But up until now, about the best they could do to silence Myron was for the Attorney General of the Virgin Islands to issue a stupendously broad subpoena, demanding the complete repository of CEI’s work for the last three decades or so on climate change and every scrap of data relating to its fund-raising. Those forays into legal intimidation were easily brushed back by CEI. About all those efforts accomplished was to raise the profile of CEI.
But now that President-Elect Trump has made Myron the head of his transition team dealing with the Environmental Protection Agency, the skeptics have finally learned that they can both abuse Myron and make lots of money off of him. Continue reading →
Peggy Fontenot is an award-winning American Indian photographer and artist, specializing in hand-made beaded jewelry and cultural items. For more than 30 years, Ms. Fontenot has traveled the country to show and sell her American Indian art. Because of Oklahoma’s deep connections with American Indian history and culture, Ms. Fontenot has regularly participated in art shows and festivals in the state.

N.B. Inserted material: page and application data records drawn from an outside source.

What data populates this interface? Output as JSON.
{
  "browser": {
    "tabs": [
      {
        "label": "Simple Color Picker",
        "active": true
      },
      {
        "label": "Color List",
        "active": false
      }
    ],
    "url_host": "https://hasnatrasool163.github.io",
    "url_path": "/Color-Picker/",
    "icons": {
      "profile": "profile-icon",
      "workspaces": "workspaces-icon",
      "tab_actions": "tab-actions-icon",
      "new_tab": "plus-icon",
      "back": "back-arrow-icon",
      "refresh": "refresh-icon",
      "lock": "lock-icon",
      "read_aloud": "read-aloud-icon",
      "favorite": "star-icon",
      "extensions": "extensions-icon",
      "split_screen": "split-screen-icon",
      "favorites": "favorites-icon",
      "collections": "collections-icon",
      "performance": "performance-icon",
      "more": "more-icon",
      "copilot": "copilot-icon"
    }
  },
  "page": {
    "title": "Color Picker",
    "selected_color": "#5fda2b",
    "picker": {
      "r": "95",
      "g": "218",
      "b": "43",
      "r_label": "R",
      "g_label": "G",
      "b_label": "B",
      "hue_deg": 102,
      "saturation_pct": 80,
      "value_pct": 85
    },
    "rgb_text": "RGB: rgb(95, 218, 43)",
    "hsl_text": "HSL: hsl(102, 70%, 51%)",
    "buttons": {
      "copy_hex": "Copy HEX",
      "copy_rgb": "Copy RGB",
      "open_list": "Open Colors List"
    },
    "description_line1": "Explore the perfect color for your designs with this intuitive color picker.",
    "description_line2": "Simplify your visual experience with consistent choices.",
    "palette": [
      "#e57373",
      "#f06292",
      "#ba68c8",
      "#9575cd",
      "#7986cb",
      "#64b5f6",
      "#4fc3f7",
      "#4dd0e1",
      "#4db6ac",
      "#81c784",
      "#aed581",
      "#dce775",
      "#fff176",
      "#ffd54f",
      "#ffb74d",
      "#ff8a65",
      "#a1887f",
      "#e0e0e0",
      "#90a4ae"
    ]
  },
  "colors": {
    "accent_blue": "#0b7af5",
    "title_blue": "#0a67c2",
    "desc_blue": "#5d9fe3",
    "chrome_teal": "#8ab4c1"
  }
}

In the summer of 2016, the Oklahoma Legislature passed a law that prohibits Ms. Fontenot from describing or marketing her art as “American Indian-made.” At the urging of large, politically connected tribes, the legislature modified the definition of “Indian tribe.” Now, only members of federally recognized tribes may market and describe their art as “American Indian-made.” Because this law violates Ms. Fontenot’s constitutional rights, today she joined with PLF to challenge the law with a federal constitutional lawsuit against the Attorney General of Oklahoma. Continue reading →